Record set:
BEGIN

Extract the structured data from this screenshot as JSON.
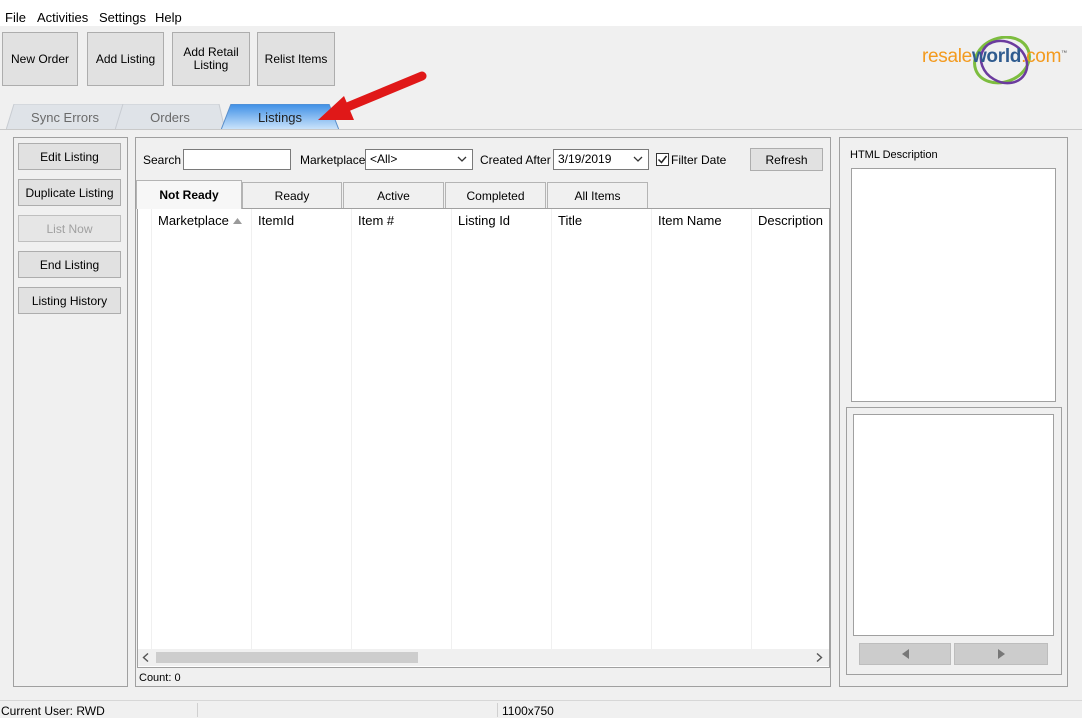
{
  "menu": [
    "File",
    "Activities",
    "Settings",
    "Help"
  ],
  "toolbar": {
    "new_order": "New Order",
    "add_listing": "Add Listing",
    "add_retail_listing": "Add Retail\nListing",
    "relist_items": "Relist Items"
  },
  "logo": {
    "resale": "resale",
    "world": "world",
    "com": ".com",
    "tm": "™"
  },
  "main_tabs": [
    {
      "label": "Sync Errors"
    },
    {
      "label": "Orders"
    },
    {
      "label": "Listings"
    }
  ],
  "left_actions": {
    "edit_listing": "Edit Listing",
    "duplicate_listing": "Duplicate Listing",
    "list_now": "List Now",
    "end_listing": "End Listing",
    "listing_history": "Listing History"
  },
  "filters": {
    "search_label": "Search",
    "search_value": "",
    "marketplace_label": "Marketplace",
    "marketplace_value": "<All>",
    "created_after_label": "Created After",
    "created_after_value": "3/19/2019",
    "filter_date_label": "Filter Date",
    "filter_date_checked": true,
    "refresh_label": "Refresh"
  },
  "sub_tabs": [
    {
      "label": "Not Ready",
      "active": true
    },
    {
      "label": "Ready"
    },
    {
      "label": "Active"
    },
    {
      "label": "Completed"
    },
    {
      "label": "All Items"
    }
  ],
  "grid": {
    "columns": [
      "Marketplace",
      "ItemId",
      "Item #",
      "Listing Id",
      "Title",
      "Item Name",
      "Description"
    ],
    "sorted_column": "Marketplace",
    "rows": []
  },
  "count_text": "Count: 0",
  "right_panel": {
    "html_description_label": "HTML Description"
  },
  "status": {
    "current_user": "Current User: RWD",
    "size": "1100x750"
  },
  "colors": {
    "active_tab": "#5aa7f0",
    "arrow": "#e01818"
  }
}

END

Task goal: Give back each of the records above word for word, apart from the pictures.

Solution for this task:
Extract the structured data from this screenshot as JSON.
{
  "menu": [
    "File",
    "Activities",
    "Settings",
    "Help"
  ],
  "toolbar": {
    "new_order": "New Order",
    "add_listing": "Add Listing",
    "add_retail_listing": "Add Retail\nListing",
    "relist_items": "Relist Items"
  },
  "logo": {
    "resale": "resale",
    "world": "world",
    "com": ".com",
    "tm": "™"
  },
  "main_tabs": [
    {
      "label": "Sync Errors"
    },
    {
      "label": "Orders"
    },
    {
      "label": "Listings"
    }
  ],
  "left_actions": {
    "edit_listing": "Edit Listing",
    "duplicate_listing": "Duplicate Listing",
    "list_now": "List Now",
    "end_listing": "End Listing",
    "listing_history": "Listing History"
  },
  "filters": {
    "search_label": "Search",
    "search_value": "",
    "marketplace_label": "Marketplace",
    "marketplace_value": "<All>",
    "created_after_label": "Created After",
    "created_after_value": "3/19/2019",
    "filter_date_label": "Filter Date",
    "filter_date_checked": true,
    "refresh_label": "Refresh"
  },
  "sub_tabs": [
    {
      "label": "Not Ready",
      "active": true
    },
    {
      "label": "Ready"
    },
    {
      "label": "Active"
    },
    {
      "label": "Completed"
    },
    {
      "label": "All Items"
    }
  ],
  "grid": {
    "columns": [
      "Marketplace",
      "ItemId",
      "Item #",
      "Listing Id",
      "Title",
      "Item Name",
      "Description"
    ],
    "sorted_column": "Marketplace",
    "rows": []
  },
  "count_text": "Count: 0",
  "right_panel": {
    "html_description_label": "HTML Description"
  },
  "status": {
    "current_user": "Current User: RWD",
    "size": "1100x750"
  },
  "colors": {
    "active_tab": "#5aa7f0",
    "arrow": "#e01818"
  }
}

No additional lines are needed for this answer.